(kissing market buggy brothers)
I could hear the buzz of his hearing aid long before he spoke. When he did, it was louder than usual and a little bit hoarse but you could tell it was full of pride. He told me how happy it made him to see two brothers loving on each other.
It reminded him of his younger brother, the one he lost only two years before. His brother was 83 at the time. His brother passed of cancer, something he said he wouldn't wish on his worst enemy.
He asked how old the boys were. I told him their ages and that they are twenty-three months apart. He tells me about the sixteen month difference between him and his brother. They were best friends although they could "fight like the best of 'em" he tells me.
His hand trembled as he reached out to touch the toddler's blonde curls. Normally such an act would make my skin crawl but he was so gentle. I tried to imagine how he must have looked when he was younger. I couldn't picture it though- it was difficult to guess his hair color being that he was completely thinned and graying now.
He said his wife had curls like the toddler's. They met in a dance hall in 1939. Her name was Annabelle. She, too, had passed.
As tears began to prick my eyes, he told me again and again how happy it made him to see the two of them together, reaching out to one another over the handle bar of the grocery store push cart. Laughing at each other's jokes, jokes only the two of them could understand.

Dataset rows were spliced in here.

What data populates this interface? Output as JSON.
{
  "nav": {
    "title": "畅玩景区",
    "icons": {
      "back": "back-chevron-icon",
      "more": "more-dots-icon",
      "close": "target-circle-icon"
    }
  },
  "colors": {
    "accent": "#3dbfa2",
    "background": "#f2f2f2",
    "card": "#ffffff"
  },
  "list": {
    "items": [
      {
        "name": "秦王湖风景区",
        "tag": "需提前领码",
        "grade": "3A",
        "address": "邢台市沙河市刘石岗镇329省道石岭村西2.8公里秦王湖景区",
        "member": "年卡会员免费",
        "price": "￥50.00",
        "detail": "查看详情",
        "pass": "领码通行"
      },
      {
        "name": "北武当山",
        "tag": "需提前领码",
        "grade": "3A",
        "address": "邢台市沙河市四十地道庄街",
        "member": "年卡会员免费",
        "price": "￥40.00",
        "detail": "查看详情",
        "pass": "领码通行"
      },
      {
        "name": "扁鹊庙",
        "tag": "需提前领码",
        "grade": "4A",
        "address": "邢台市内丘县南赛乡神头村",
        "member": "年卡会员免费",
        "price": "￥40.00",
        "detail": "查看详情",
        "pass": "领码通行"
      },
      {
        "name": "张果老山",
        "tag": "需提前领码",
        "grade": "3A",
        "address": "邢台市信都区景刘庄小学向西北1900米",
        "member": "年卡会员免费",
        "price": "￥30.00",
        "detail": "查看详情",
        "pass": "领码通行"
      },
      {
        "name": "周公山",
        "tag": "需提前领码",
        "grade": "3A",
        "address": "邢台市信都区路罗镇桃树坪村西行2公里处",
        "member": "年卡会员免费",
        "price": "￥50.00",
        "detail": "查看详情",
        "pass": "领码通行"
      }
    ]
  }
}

He asked the toddler for a high five, who was more than willing to oblige. I told him that it was like strolling around with the mayor of the supermarket right there in my own buggy. He waved to everyone, offering up the heartiest of "hello's!"
I could do nothing but smile.
As he turned to shuffle off with his small cart of groceries in tow, he whispered something that didn't resonate with me until I had pulled up alongside our car and began to unload the boys into the car.
Blinking back tears, I buckled each of the boys into their seats. The toddler, no stranger to our usual after-errand tradition of grabbing a cake pop from the Starbuck's drive-thru, had already begun chanting "cake pop! cake pop! cake pop!"
He said "bless you and those brothers" as he turned and shuffled off. Writing about it and I can feel the lump in my throat start to grow once more.
It made me pause right there in the parking lot and think. I really am blessed.
Sure there are days when I'm constantly reminding the toddler to use his "gentle hands" and other days when I'm practically blue in the face from trying to teach him the joys of sharing, but I couldn't have asked for a sweeter, more loving big brother. His heart is so big, bigger than I ever thought such a tiny body could hold. I'm so proud of him and the way he loves his brother. It's evident that he loves him with every little bone in his toddler body.
I'm so proud of my husband. I'm proud of us as husband and wife that we've laid the foundation to foster and share a love like that. After all, it starts with us.
I really am blessed and so thankful for the stranger who reminded me so on a day that I sure needed the reminder. As I buckled myself in, I silently whispered a prayer of thanks for him and for those sweet little brothers giggling in the backseat.